With applications such as these, it’s easy to get excited about what the future holds for telemedicine. And with the great work being done by your telco and others like it who are building world-class broadband networks, we can know that rural America will not be left behind in this evolution.

Easy steps to help stop telemarketing calls!

If you are like most consumers, you are tired of being disturbed by telemarketing calls. There is help.
The Federal Trade Commission (FTC) and the U.S. Federal Communications Commission (FCC) have established a National Do Not Call Registry. Joining this registry can drastically reduce the number of telemarketing calls you receive.

Here are some important facts about the list:

  • Once registered, telemarketers have 31 days to stop calling your number.
  • You can register up to three non-business telephone numbers. You can register cell phone numbers; there is not a separate registry for cell phones.
  • Your number will remain on the list permanently unless you disconnect the number or you choose to remove it.
  • Some businesses are exempt from the Do Not Call Registry and may still be able to call your number.

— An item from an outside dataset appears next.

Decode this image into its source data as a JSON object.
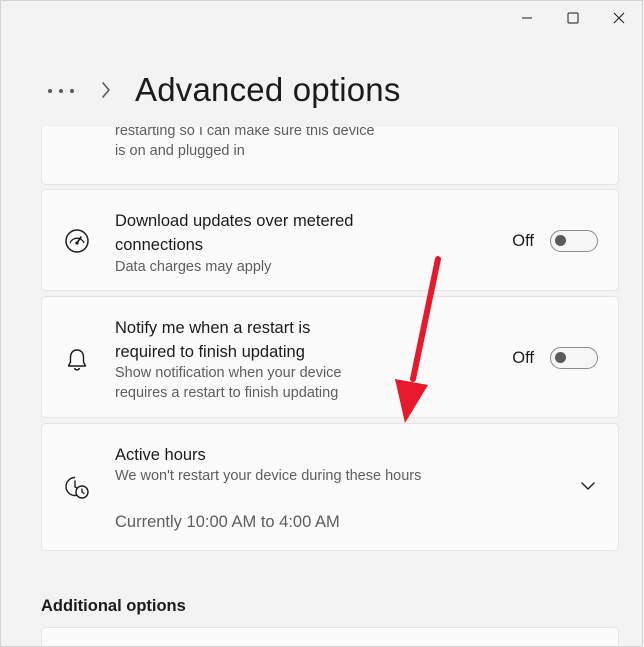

These include political organizations, charities, telephone surveyors and businesses that you already have a relationship with.

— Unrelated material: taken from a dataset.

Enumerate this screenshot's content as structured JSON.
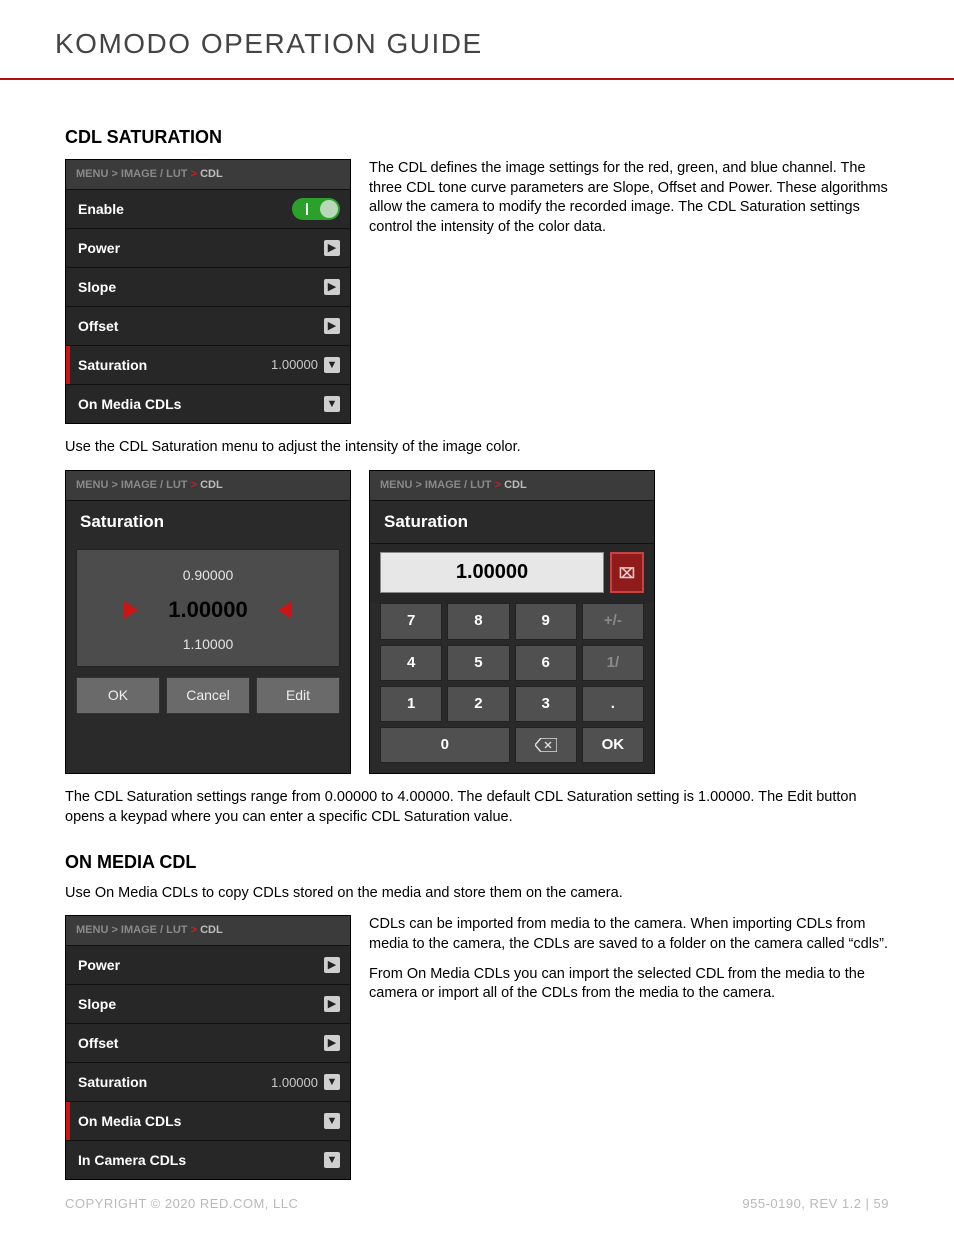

Strict Federal Trade Commission rules for telemarketers make it illegal to do any of the following regardless of whether or not your number is listed on the National Do Not Call Registry:

  • Call before 8 a.m.
  • Call after 9 p.m.
  • Misrepresent what is being offered
  • Threaten, intimidate or harass you
  • Call again after you’ve asked them
    not to

Adding your number to the Do Not Call Registry is easy!
Register online at or call 888-382-1222
For TTY, call 866-290-4236
You must call from the telephone number you wish to register.

Attention local business owners: You can be penalized for not following these FCC rules

When people think of telemarketing phone calls, they usually imagine them coming from distant call centers. But local businesses that make phone calls to customers or potential customers should be aware that the same National Do Not Call Registry rules and regulations apply to them.
The Do Not Call initiative, regulated by the U.S. Federal Trade Commission (FTC) and the U.S. Federal Communications Commission (FCC), requires telephone service providers to notify customers of the National Do Not Call rules and regulations.

If you are a company, individual or organization that places telemarketing calls, it is very important that you familiarize yourself with the operations of the National Do Not Call Registry. Unless you fall under one of the established exceptions, such as telemarketing by charitable organizations or for prior business relationships, you may not make telemarketing calls to numbers included in the National Do Not Call Registry.

For information regarding National Do Not Call regulations, visit the National Do Not Call registry at You can find the Federal Communications Commission and Federal Trade Commission rules governing telemarketing and telephone solicitation at 47 C.F.R. § 64.1200 and 16 C.F.R. Part 310, respectively.